Agriculture engaged 44% of the economically active population in 1999. Agricultural production increased by an annual average of 4.4% during 1990–2000, accounting for 26% of GDP in 2001. The development of a huge irrigation network covering two-thirds of the total cultivated area—together with massive land reclamation projects—has made possible the farming of vast tracts of previously barren and unusable land. The Indus Valley of Punjab is Pakistan's agricultural heartland. There are two principal growing seasons: the kharif season starts between April and June and ends between October and December, while the rabi season starts between October and December and ends during April or May. Grains constitute the most important food crops, with wheat, rice, corn, and citrus the major products. Cotton, the most important cash crop, generates more foreign trade income than any other export item. Cotton production suffered in the late 1990s from leaf curl virus. In 2001/02, production totaled 8.3 million bales. Rice, sugarcane, tobacco, rapeseed, and mustard are also large export earners. Rice covers 11% of all cropland—production in 2001/02 totaled 3.88 million tons.
Improved government policies over the past decade have made Pakistan a net exporter of guar products, tobacco, cotton, and rice. Other major agricultural exports include molasses, fruits and vegetables, guar and guar products, and tobacco. Principal crops with 1999 output (in thousands of tons) were wheat, 17,790; sugarcane, 53,104; and rice, 6,900. Production of sunflower seed amounted to 120 tons in 1999. Other crops include millet, barley, sesame, flax, groundnuts, mangoes, citrus fruits, and vegetables. Opium poppies are grown in the North-West Frontier Province (with an estimated 95 tons produced in 2001), government efforts to stamp out the opium and heroin trade have helped reduce production by over 95% since the mid-1980s.

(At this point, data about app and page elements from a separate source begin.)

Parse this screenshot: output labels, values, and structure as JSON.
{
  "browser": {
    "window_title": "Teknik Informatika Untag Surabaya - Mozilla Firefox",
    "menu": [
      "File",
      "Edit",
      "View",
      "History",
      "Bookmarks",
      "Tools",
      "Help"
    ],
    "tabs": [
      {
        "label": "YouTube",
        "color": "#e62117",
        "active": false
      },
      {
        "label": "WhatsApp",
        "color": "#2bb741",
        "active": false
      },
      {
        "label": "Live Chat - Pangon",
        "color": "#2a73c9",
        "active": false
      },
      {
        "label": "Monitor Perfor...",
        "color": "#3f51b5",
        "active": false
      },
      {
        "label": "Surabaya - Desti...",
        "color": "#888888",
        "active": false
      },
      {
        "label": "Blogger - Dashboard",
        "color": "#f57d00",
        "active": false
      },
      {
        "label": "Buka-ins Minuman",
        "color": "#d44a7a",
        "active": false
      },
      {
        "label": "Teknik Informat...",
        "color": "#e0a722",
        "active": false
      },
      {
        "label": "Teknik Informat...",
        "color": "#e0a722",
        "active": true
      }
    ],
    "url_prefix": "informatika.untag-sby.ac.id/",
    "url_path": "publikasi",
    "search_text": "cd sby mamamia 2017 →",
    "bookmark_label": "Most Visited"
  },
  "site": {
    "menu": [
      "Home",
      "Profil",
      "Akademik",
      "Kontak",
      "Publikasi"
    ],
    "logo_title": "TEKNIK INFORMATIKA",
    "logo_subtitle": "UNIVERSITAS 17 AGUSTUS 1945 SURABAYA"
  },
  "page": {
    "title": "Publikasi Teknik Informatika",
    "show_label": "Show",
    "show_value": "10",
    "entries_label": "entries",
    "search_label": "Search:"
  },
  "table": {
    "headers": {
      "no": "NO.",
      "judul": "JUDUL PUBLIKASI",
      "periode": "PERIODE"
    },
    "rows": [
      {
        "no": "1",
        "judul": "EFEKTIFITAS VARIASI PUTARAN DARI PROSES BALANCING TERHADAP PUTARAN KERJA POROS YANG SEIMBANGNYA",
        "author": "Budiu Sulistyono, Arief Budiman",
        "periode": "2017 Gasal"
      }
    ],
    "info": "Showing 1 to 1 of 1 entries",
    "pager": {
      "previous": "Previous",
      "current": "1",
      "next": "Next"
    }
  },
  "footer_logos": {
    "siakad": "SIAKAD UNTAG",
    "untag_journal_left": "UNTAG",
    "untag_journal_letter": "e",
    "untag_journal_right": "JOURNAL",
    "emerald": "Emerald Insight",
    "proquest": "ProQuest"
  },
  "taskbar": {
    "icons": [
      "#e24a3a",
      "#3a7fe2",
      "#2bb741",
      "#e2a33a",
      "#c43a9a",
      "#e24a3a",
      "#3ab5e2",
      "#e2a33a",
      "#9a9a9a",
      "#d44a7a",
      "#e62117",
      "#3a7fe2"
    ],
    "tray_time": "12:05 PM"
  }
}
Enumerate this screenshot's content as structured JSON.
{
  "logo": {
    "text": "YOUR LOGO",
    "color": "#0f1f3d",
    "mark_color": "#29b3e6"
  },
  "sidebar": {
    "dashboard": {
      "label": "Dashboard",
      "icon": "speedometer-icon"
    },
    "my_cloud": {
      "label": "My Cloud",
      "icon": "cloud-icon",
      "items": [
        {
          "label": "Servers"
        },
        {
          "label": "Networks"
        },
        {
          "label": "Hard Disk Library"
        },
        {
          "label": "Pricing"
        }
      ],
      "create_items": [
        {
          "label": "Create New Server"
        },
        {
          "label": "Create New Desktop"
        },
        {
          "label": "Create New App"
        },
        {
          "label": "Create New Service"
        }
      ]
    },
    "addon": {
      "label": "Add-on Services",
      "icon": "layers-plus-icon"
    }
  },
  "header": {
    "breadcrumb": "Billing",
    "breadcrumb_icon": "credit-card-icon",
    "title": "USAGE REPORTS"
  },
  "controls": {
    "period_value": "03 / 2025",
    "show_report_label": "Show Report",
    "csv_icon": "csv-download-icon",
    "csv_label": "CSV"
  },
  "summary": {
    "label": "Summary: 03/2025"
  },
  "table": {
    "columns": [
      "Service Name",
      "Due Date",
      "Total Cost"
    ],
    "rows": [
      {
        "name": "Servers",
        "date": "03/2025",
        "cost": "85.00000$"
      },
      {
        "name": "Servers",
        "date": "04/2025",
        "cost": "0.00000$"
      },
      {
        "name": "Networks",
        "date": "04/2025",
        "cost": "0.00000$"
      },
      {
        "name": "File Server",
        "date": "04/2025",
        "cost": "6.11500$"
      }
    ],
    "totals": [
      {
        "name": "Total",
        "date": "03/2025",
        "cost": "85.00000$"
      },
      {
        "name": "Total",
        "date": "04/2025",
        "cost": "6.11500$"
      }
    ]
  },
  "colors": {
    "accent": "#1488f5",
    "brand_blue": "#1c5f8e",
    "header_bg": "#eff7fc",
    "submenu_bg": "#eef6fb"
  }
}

Farming production remains limited by primitive methods, and mechanization is uncommon. The introduction of improved wheat and rice varieties has met with some success, although the greatest impact on agriculture has derived from the Indus basin irrigation schemes, which by the 1970s had provided Pakistan with the largest irrigated network in the world. The availability of water has made possible increased use of chemical fertilizers, with the most intensive consumption occurring in cotton production. The government has instituted soil conservation, farm mechanization, land reclamation, and plant protection programs.
To increase smallholders' equity and provide further incentives for agricultural improvement, the government decreed in 1959 that the maximum holding for any person should be 200 ha (500 acres) of irrigated land or 400 ha (1,000 acres) unirrigated. Land in excess of these amounts was acquired by the government and paid for in interest-bearing 30-year bonds. In March 1972, the maximum permissible size of a holding, measured in terms of production index units, was reduced by two-thirds, with the government empowered to confiscate without payment all excess land for free redistribution to landless peasants and small tenants. To help the new landowners, the government provided loans for purchase of seed, feed, and bullocks. In accordance with a statement of national agricultural policy issued in 1980, the Agricultural Price Commission was established to provide incentives to Pakistani farmers through higher prices for farm products.